Aim of the exercise => Using the records provided below, locate and copy each line that contains the word "isopentane".

(Interface dataset entries)
▬▬▬

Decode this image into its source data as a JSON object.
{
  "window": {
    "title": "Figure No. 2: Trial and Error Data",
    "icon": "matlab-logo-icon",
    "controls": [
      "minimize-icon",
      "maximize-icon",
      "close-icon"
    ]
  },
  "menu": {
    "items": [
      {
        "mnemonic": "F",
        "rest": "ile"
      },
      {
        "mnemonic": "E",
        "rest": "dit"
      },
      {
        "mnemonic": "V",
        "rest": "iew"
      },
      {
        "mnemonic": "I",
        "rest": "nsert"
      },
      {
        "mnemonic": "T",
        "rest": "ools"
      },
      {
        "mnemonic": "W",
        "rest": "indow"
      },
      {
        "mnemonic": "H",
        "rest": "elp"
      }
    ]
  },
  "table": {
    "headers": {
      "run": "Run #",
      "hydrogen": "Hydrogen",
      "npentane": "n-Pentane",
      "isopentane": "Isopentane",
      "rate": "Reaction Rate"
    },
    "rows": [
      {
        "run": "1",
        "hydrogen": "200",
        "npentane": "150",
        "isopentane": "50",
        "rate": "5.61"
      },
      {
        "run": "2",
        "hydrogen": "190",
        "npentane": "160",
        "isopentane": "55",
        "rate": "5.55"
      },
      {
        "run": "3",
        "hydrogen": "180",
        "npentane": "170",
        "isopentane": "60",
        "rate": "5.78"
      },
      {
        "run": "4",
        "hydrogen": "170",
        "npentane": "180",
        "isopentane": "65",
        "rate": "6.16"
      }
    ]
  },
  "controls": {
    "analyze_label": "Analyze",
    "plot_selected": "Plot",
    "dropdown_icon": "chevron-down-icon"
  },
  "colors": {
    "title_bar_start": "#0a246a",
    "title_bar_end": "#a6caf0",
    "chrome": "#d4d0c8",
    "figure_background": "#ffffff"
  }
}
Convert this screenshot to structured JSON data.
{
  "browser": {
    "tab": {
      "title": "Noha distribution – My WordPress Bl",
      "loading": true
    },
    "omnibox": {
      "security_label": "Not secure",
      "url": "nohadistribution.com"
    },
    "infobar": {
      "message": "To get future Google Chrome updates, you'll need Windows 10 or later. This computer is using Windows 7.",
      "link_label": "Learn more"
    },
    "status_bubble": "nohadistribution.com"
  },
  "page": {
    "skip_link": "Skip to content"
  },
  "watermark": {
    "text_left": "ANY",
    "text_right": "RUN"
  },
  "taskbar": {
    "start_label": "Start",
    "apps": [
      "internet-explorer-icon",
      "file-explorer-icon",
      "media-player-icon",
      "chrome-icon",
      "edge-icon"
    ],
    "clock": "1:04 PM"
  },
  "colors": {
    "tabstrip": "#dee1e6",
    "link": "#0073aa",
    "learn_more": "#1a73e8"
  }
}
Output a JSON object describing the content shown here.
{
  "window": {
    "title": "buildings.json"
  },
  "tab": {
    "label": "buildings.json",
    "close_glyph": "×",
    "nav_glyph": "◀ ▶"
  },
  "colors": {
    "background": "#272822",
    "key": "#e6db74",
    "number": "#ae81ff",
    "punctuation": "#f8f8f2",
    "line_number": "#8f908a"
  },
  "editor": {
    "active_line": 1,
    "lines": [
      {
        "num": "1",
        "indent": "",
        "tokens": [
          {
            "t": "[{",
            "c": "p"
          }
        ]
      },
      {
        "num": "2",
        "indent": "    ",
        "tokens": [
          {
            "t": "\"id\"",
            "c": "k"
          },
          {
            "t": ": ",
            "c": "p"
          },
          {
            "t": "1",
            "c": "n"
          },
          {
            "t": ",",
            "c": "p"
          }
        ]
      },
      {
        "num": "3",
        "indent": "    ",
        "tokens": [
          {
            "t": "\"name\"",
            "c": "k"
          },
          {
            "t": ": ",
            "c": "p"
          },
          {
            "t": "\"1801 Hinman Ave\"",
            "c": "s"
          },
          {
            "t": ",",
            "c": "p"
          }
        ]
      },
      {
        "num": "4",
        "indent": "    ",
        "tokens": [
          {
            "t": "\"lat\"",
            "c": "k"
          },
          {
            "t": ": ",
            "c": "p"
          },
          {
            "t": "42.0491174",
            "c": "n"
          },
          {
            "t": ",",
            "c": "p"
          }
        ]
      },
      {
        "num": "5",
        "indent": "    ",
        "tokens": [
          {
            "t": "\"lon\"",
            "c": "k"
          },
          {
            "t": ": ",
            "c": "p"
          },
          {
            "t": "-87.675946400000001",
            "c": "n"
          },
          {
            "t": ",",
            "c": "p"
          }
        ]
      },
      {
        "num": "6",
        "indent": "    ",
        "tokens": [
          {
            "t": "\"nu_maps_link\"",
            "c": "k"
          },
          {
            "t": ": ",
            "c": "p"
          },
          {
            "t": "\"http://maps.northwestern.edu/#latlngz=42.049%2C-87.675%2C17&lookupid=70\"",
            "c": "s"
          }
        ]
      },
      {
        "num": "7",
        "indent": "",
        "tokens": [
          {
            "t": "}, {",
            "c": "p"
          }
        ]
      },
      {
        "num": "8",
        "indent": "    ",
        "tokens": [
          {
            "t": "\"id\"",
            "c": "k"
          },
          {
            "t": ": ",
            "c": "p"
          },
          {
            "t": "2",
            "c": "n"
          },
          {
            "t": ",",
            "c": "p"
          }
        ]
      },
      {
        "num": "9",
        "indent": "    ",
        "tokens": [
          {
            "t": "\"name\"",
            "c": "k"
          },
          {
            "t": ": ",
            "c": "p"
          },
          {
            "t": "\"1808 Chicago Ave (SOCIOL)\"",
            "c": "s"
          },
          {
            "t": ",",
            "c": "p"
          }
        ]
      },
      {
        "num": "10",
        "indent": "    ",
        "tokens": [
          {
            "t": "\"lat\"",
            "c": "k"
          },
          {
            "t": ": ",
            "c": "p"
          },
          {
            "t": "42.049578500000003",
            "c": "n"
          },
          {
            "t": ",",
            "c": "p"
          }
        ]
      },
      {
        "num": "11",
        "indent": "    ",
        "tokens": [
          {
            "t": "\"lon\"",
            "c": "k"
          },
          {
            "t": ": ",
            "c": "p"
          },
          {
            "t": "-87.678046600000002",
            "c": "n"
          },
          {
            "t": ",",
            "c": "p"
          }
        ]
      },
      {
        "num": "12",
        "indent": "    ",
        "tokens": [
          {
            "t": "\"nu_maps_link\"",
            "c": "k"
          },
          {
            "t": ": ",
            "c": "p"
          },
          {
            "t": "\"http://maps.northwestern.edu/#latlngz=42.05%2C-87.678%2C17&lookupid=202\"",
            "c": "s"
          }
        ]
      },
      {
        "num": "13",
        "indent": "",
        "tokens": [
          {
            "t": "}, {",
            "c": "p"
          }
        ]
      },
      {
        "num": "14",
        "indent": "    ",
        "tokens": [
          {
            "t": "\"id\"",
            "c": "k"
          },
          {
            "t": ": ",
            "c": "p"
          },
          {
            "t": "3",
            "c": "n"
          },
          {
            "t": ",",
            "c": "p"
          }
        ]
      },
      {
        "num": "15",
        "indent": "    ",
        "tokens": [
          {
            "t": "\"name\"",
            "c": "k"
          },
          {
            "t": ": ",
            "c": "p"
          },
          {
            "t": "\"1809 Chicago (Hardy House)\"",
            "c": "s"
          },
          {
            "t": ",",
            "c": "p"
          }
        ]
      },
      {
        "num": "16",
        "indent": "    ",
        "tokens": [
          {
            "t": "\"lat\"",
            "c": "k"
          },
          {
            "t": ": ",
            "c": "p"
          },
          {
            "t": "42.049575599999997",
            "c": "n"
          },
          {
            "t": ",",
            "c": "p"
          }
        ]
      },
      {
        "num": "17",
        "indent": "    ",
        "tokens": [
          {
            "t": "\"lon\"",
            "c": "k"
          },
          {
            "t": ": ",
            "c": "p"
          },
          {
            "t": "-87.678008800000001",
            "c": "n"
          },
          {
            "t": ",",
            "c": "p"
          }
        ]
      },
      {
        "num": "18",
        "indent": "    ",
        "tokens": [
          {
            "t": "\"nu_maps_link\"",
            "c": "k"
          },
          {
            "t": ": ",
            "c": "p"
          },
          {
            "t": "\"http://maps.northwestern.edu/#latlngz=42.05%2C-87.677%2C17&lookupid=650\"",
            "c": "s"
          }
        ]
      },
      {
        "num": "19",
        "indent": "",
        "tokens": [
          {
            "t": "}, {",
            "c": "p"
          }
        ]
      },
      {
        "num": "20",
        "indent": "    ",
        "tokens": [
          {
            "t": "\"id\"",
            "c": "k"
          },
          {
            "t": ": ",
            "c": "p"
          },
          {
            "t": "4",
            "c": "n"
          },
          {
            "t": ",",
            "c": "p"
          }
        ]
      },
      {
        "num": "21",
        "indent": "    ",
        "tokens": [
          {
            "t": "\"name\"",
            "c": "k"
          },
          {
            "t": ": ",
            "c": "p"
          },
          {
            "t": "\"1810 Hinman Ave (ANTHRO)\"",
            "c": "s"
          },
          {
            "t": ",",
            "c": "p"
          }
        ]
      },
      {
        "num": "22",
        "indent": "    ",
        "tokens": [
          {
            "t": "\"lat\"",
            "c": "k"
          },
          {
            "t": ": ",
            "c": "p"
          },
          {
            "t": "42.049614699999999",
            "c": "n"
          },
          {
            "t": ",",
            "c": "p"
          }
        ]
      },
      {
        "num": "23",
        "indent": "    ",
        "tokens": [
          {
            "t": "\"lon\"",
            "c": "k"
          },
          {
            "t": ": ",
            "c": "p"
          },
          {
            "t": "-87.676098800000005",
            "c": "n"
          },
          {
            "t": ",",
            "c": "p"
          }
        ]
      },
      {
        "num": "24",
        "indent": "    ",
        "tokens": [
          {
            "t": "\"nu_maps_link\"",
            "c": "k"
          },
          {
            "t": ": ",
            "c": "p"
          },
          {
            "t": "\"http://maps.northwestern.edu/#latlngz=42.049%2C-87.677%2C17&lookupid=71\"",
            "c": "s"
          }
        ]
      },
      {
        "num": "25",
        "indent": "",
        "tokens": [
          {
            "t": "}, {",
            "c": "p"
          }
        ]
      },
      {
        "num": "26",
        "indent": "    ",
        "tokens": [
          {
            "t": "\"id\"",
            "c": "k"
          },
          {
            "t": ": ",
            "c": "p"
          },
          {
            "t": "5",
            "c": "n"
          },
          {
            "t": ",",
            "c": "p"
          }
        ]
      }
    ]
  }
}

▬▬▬

Finished task =>
      "isopentane": "Isopentane",
        "isopentane": "50",
        "isopentane": "55",
        "isopentane": "60",
        "isopentane": "65",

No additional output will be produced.